:: RECORDS SUPPLIED ::

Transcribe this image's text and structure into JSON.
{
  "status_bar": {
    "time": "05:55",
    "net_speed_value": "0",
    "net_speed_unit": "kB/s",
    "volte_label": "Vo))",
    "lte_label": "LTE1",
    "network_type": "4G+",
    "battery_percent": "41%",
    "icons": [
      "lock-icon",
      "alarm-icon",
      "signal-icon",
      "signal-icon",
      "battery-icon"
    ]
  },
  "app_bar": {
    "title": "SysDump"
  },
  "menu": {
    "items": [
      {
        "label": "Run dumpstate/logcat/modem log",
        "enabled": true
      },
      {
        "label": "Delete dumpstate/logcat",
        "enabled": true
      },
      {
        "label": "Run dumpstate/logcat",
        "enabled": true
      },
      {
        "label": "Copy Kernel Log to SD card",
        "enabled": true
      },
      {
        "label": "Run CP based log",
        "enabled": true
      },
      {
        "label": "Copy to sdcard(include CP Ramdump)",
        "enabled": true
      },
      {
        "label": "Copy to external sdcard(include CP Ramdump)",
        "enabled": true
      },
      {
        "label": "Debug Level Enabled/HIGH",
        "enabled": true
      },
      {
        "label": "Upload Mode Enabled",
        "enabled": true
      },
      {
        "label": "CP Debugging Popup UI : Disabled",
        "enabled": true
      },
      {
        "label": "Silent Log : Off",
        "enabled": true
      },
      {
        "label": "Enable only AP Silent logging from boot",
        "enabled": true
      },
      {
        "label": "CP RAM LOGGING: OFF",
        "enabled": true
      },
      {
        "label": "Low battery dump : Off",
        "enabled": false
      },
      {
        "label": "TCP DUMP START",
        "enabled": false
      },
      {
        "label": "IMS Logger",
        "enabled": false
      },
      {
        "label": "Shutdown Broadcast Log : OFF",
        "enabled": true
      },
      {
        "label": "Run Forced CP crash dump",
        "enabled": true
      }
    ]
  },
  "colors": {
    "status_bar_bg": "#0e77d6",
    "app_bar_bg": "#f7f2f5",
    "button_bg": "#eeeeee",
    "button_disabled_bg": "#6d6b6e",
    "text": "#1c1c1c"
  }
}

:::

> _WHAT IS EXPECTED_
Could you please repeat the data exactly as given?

> _EXPECTED ANSWER_
Transcribe this image's text and structure into JSON.
{
  "status_bar": {
    "time": "05:55",
    "net_speed_value": "0",
    "net_speed_unit": "kB/s",
    "volte_label": "Vo))",
    "lte_label": "LTE1",
    "network_type": "4G+",
    "battery_percent": "41%",
    "icons": [
      "lock-icon",
      "alarm-icon",
      "signal-icon",
      "signal-icon",
      "battery-icon"
    ]
  },
  "app_bar": {
    "title": "SysDump"
  },
  "menu": {
    "items": [
      {
        "label": "Run dumpstate/logcat/modem log",
        "enabled": true
      },
      {
        "label": "Delete dumpstate/logcat",
        "enabled": true
      },
      {
        "label": "Run dumpstate/logcat",
        "enabled": true
      },
      {
        "label": "Copy Kernel Log to SD card",
        "enabled": true
      },
      {
        "label": "Run CP based log",
        "enabled": true
      },
      {
        "label": "Copy to sdcard(include CP Ramdump)",
        "enabled": true
      },
      {
        "label": "Copy to external sdcard(include CP Ramdump)",
        "enabled": true
      },
      {
        "label": "Debug Level Enabled/HIGH",
        "enabled": true
      },
      {
        "label": "Upload Mode Enabled",
        "enabled": true
      },
      {
        "label": "CP Debugging Popup UI : Disabled",
        "enabled": true
      },
      {
        "label": "Silent Log : Off",
        "enabled": true
      },
      {
        "label": "Enable only AP Silent logging from boot",
        "enabled": true
      },
      {
        "label": "CP RAM LOGGING: OFF",
        "enabled": true
      },
      {
        "label": "Low battery dump : Off",
        "enabled": false
      },
      {
        "label": "TCP DUMP START",
        "enabled": false
      },
      {
        "label": "IMS Logger",
        "enabled": false
      },
      {
        "label": "Shutdown Broadcast Log : OFF",
        "enabled": true
      },
      {
        "label": "Run Forced CP crash dump",
        "enabled": true
      }
    ]
  },
  "colors": {
    "status_bar_bg": "#0e77d6",
    "app_bar_bg": "#f7f2f5",
    "button_bg": "#eeeeee",
    "button_disabled_bg": "#6d6b6e",
    "text": "#1c1c1c"
  }
}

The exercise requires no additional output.